"The right of the people to be secure in their persons, houses, papers, and effects, against unreasonable searches and seizures, shall not be violated, and no Warrants shall issue, but upon probable cause, supported by Oath or affirmation, and particularly describing the place to be searched, and the persons or things to be seized."
Sir Alex Ferguson lost it. He saw the red card and charged like a bull. He slammed the seat in front of him, pushing a team official out of his way to reach the touchline, looking this way and that, as if searching for an answer. There were none. In a seemingly innocuous attempt to cushion the ball floating over him, Nani collided with Real Madrid’s Alvaro Arbeloa and caught him with his cleat. He was sent off.
Just minutes before, Manchester United enjoyed the product of Nani’s labour. The winger picked up the ball inside the box and sent it inward, where Madrid’s Sergio Ramos knocked it into his own goal.
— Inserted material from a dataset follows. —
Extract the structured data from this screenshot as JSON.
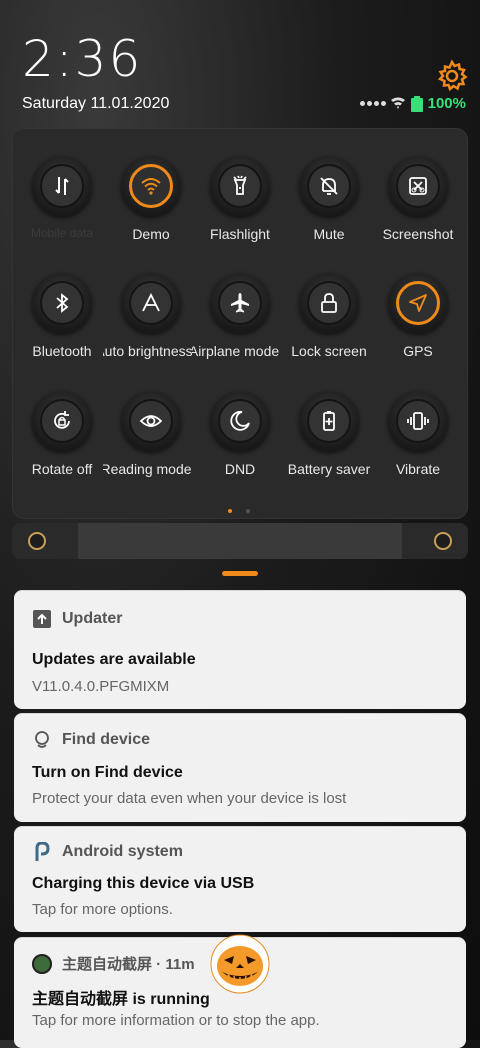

All the risks Ferguson took looked justified. Wayne Rooney was sitting on the bench, but the manager’s functional players had followed his orders: they sat back, gifted Madrid the ball and struck on the counter with seething pace.
United were beating their opponent at their own damn game.
And then it all fell apart. The dismissal of Nani, whether it was right or wrong or misunderstood or calculated — Turkish referee Cuneyt Cakir had a good couple of minutes to deliberate his verdict, and brandished his red card almost out of nowhere — forever took the protagonist’s role in the game. It robbed the game of its purity. It conjured questions in a game that had been such a wonderful display of football. The defending was masterful. The play was quick. The game was open, a chess board with all its pieces cast in strategic places by each of its players, Ferguson and his friend Jose Mourinho. Ferguson was winning.
Then an undue interruption: in the form of Nani, the pride and wind and the concentration that got United this far in the game left the match. Ferguson barked at the fourth official, who just told him to calm down. And he did. He drew that familiar scowl on his face, while chewing his gum ever so fiercely, and gestured to the crowd. Come on! Come on! Get behind our lads, Ferguson said with his hands, fluttering in front of his choir of 74,959 at Old Trafford on Tuesday. He looked like he wanted to channel everyone’s frustration and concentrate that energy on the greater good: winning it.